Knowing this, I don’t spend a ton of time with the textbook. There’s absolutely nothing in there that is relevant to their lived experience. (Until this year, North Carolina teachers used a Civics textbook from 2007, which, due to its age, did not include a single mention of Barack Obama.) I want to talk about government as it matters to them. When I cover elections, I teach it through the lens of voter suppression. I teach about racist voter ID laws and racist gerrymandering practices instituted by the North Carolina legislature, both of which federal courts later found to be unconstitutional. When I cover the justice system, I teach it through the lens of mass incarceration. I talk about how a combination of cash bail, plea bargains and harsh sentencing mean one in three black men born in the year 2000 will spend time in jail or prison in their lifetime — and that every state has seen bigger increases in spending for corrections than for public education. When I cover the Bill of Rights, I teach it through the lens of our government’s penchant to withhold those rights from those it does not see as fully deserving. From slavery to lynching to ICE kidnappings and deportations, I continually ask students to assess our political institutions by the way they treat the most vulnerable.

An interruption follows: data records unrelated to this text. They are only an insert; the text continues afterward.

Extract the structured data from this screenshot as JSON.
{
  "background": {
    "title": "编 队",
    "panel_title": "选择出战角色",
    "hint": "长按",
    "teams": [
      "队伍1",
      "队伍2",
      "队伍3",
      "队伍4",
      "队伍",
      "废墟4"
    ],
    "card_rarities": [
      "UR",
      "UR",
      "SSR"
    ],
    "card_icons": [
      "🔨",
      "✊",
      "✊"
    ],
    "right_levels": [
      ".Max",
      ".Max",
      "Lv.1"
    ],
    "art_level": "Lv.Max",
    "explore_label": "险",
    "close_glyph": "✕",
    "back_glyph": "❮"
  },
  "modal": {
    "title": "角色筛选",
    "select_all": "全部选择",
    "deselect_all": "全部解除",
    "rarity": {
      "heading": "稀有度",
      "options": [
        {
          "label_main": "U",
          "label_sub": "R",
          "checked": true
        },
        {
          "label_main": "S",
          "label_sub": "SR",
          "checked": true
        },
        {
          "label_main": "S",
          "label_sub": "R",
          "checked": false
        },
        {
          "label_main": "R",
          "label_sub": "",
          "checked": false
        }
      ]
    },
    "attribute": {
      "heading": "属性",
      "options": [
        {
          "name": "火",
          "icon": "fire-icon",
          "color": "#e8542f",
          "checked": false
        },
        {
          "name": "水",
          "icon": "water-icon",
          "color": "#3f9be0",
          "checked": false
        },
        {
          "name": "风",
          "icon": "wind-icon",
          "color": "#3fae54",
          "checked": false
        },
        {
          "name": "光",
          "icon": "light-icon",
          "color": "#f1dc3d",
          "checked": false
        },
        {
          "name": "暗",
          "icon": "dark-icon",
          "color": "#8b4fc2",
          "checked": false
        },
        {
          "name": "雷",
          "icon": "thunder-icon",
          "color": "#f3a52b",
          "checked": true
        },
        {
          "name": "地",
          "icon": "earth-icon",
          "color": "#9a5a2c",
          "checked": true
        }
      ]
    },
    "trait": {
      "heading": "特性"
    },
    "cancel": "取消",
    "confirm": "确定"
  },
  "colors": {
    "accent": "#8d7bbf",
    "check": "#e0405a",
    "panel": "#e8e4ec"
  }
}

So when I teach our education system, I teach it through the lens of school choice and its devastating effects on public schools. I need my students to know that the holes in my classroom floor, the teachers who abandon ship for a state where they are paid better, the armed School Resource Officers patrolling the hallways, the lack of creative outlets during the school day, the never-ending string of high-stakes testing are all, directly or indirectly, a result of decisions their government has made. This is the environment in which we as a society expect our young people to succeed. But it’s one that many otherwise right-minded Americans would demand to speak to a manager if they had to endure for more than a few minutes. We shouldn’t be surprised when that institutional neglect is reflected right back at us in disruptive students and dropout rates, school discipline statistics and plummeting teacher satisfaction. As teachers and students and public school advocates, those of us marching today must assume that, even if this was not the plan all along, that one of the reasons that conservative lawmakers are utterly negligent about fixing this broken system because as it stands, it works to their benefit.
I want to take a moment to acknowledge that in many ways, I am the least appropriate spokesperson for greater investment in public schools. I am a person with as many privileges as can be imagined in this country: I’m an able-bodied, white, cisgender, hetereosexual male who graduated college without any student loan debt. But this isn’t about me, or any single one of us. I am surrounded by students, teachers, administrators and support staff who need our legislature to meet us on these demands. Highly qualified public school teachers should not feel pressure to switch jobs or move to another state just to pay their bills. Students should not have to miss any more school because they’re sick, hungry, in trouble, or feel alienated, and if they come to their teachers with issues like those, those teachers should not feel at a loss when it comes to helping them get help. We are not marching on May 1st for ourselves. We are marching for each other. For everybody.
Today, thousands of us who love public schools take to the steps of the Capitol in Raleigh to demand witness from lawmakers who seem bent on ignoring and undermining us. However they may paint us, we are not revolutionaries trying to forge a new path. We are realists who see ways the current path hobbles our most vulnerable students. All we ask today and in the future is that those who pave this path, not make it any rockier.
The views contained in this piece are solely of the author.